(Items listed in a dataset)
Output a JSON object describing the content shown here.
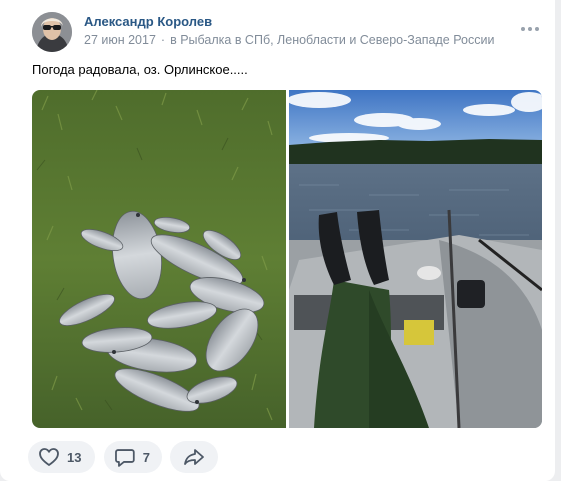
{
  "post": {
    "author": "Александр Королев",
    "date": "27 июн 2017",
    "separator": "·",
    "community": "в Рыбалка в СПб, Ленобласти и Северо-Западе России",
    "text": "Погода радовала, оз. Орлинское....."
  },
  "actions": {
    "likes": "13",
    "comments": "7"
  },
  "icons": {
    "more": "more-horizontal-icon",
    "like": "heart-icon",
    "comment": "comment-icon",
    "share": "share-icon"
  },
  "colors": {
    "link": "#2a5885",
    "muted": "#818c99",
    "button_bg": "#f0f2f5",
    "icon": "#4d5866"
  }
}
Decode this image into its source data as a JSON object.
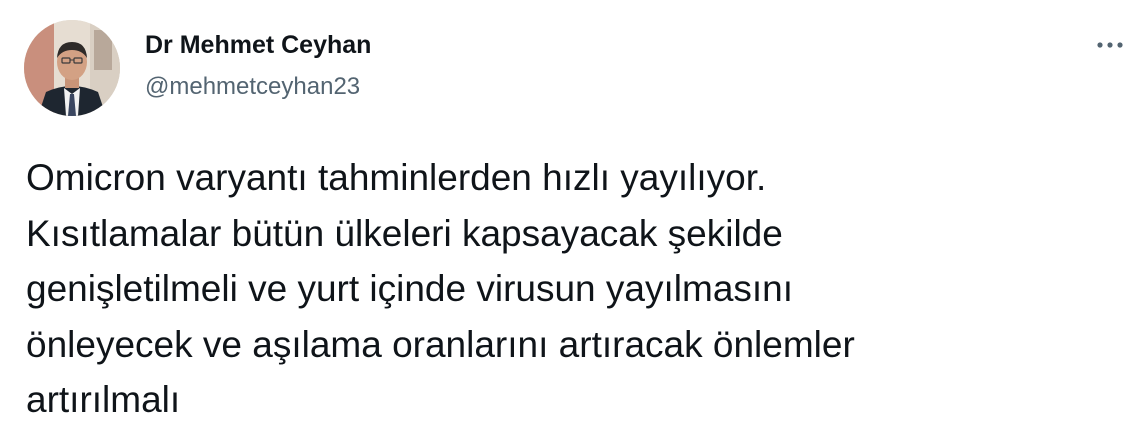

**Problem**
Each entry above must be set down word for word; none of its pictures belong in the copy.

**Solved problem**
Output a JSON object describing the content shown here.
{
  "post": {
    "author": "Александр Королев",
    "date": "27 июн 2017",
    "separator": "·",
    "community": "в Рыбалка в СПб, Ленобласти и Северо-Западе России",
    "text": "Погода радовала, оз. Орлинское....."
  },
  "actions": {
    "likes": "13",
    "comments": "7"
  },
  "icons": {
    "more": "more-horizontal-icon",
    "like": "heart-icon",
    "comment": "comment-icon",
    "share": "share-icon"
  },
  "colors": {
    "link": "#2a5885",
    "muted": "#818c99",
    "button_bg": "#f0f2f5",
    "icon": "#4d5866"
  }
}
Decode this image into its source data as a JSON object.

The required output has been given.